**What to work on**
Spot each line in the data below containing "ордеров" and copy it.

**Stored data**
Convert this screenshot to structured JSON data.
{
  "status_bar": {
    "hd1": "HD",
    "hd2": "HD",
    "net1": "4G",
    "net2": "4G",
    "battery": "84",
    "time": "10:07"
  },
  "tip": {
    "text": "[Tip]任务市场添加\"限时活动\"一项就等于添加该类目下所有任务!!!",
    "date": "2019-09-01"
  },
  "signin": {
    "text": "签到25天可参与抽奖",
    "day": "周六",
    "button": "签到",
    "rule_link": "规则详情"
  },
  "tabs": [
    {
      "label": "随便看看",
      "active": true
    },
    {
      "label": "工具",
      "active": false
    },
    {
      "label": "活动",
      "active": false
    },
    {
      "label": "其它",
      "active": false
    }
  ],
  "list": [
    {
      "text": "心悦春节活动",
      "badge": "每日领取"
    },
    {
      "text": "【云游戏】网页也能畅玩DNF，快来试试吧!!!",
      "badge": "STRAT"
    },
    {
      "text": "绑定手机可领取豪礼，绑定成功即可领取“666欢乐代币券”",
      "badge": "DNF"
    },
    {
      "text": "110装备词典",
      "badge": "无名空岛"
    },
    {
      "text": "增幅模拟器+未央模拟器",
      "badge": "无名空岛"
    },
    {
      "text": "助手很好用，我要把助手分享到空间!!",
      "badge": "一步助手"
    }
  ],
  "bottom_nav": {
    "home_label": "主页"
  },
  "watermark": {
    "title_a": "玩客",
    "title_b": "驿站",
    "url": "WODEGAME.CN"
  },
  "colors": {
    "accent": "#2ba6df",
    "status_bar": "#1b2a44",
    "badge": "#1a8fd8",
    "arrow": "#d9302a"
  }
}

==

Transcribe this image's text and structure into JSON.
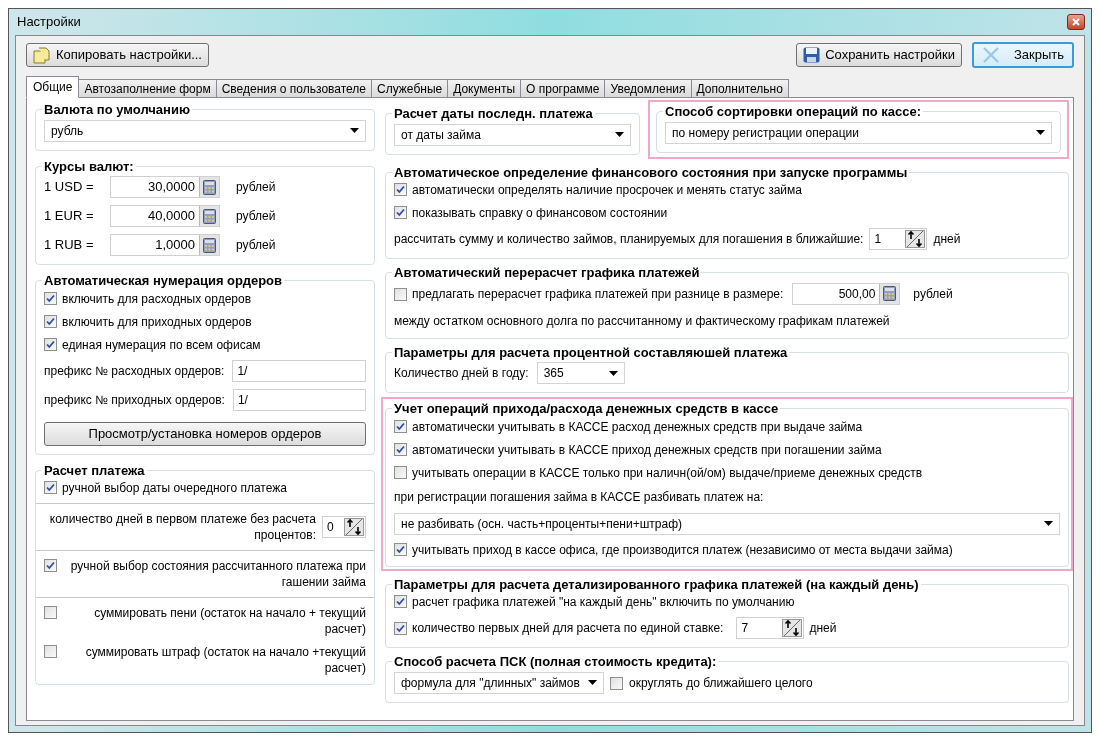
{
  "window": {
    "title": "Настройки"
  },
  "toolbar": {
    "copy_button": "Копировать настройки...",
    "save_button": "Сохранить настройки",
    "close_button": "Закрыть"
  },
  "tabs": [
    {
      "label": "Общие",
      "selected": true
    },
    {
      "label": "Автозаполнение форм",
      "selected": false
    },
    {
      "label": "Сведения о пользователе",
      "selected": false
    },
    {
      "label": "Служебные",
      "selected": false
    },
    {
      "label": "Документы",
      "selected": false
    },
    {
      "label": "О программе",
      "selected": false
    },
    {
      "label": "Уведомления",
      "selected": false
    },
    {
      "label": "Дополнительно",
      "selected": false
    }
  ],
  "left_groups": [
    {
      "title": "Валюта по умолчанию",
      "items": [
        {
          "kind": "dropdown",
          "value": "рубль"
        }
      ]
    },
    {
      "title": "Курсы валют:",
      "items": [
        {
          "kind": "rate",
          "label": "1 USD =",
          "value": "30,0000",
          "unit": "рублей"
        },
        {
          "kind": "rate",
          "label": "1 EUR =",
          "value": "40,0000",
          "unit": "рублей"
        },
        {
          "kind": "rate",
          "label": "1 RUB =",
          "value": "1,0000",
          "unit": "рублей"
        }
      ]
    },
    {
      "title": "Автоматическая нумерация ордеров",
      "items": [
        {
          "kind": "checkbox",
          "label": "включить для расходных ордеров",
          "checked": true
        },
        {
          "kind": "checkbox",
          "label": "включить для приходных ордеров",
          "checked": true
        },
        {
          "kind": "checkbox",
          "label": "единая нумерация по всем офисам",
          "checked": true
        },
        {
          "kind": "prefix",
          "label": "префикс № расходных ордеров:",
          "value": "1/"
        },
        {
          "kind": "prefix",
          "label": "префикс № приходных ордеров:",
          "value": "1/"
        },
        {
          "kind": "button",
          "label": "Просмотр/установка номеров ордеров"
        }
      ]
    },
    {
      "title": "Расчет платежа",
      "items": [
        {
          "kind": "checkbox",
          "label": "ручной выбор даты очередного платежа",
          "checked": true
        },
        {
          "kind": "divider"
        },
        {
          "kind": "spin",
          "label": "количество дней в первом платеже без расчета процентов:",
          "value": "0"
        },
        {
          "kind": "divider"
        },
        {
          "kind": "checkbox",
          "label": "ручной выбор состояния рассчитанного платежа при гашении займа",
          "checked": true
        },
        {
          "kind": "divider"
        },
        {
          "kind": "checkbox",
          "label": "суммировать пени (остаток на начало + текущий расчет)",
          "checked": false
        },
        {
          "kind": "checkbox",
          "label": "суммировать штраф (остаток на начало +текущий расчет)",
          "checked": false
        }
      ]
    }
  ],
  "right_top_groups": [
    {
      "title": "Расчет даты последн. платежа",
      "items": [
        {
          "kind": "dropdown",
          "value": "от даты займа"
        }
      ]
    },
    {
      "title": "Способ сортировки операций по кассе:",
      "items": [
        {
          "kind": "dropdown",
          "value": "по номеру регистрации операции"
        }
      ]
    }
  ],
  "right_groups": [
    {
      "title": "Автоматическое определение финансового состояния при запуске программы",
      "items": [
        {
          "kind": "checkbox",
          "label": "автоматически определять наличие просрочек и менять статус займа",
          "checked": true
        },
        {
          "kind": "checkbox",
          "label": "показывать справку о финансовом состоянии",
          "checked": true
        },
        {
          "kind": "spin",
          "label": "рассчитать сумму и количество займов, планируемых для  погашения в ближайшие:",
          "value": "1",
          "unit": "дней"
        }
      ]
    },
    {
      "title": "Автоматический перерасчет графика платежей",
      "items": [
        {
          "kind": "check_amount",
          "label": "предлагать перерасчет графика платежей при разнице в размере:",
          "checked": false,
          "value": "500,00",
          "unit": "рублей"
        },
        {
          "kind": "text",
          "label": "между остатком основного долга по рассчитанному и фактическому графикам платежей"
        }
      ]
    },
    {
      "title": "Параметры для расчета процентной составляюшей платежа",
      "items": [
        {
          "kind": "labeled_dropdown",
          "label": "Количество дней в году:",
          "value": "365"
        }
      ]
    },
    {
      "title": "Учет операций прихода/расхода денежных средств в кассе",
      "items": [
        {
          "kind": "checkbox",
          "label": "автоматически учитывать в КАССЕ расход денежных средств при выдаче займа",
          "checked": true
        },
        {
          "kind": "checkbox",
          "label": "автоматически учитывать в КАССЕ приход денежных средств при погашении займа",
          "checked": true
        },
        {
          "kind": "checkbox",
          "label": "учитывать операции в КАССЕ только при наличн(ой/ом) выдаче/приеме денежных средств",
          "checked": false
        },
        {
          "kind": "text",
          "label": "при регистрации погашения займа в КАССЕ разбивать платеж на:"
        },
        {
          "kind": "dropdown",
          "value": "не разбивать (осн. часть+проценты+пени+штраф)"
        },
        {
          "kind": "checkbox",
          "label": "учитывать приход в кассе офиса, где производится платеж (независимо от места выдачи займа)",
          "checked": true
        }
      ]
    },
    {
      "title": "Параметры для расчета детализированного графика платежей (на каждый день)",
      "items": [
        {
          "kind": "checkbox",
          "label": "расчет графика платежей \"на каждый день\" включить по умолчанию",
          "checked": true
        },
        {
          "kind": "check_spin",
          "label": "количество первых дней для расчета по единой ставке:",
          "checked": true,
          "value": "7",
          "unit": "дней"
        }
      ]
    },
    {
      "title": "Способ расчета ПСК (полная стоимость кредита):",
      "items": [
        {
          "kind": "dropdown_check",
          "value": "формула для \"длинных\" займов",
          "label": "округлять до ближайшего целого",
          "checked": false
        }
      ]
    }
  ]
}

**Output of the task**
      "title": "Автоматическая нумерация ордеров",
          "label": "включить для расходных ордеров",
          "label": "включить для приходных ордеров",
          "label": "префикс № расходных ордеров:",
          "label": "префикс № приходных ордеров:",
          "label": "Просмотр/установка номеров ордеров"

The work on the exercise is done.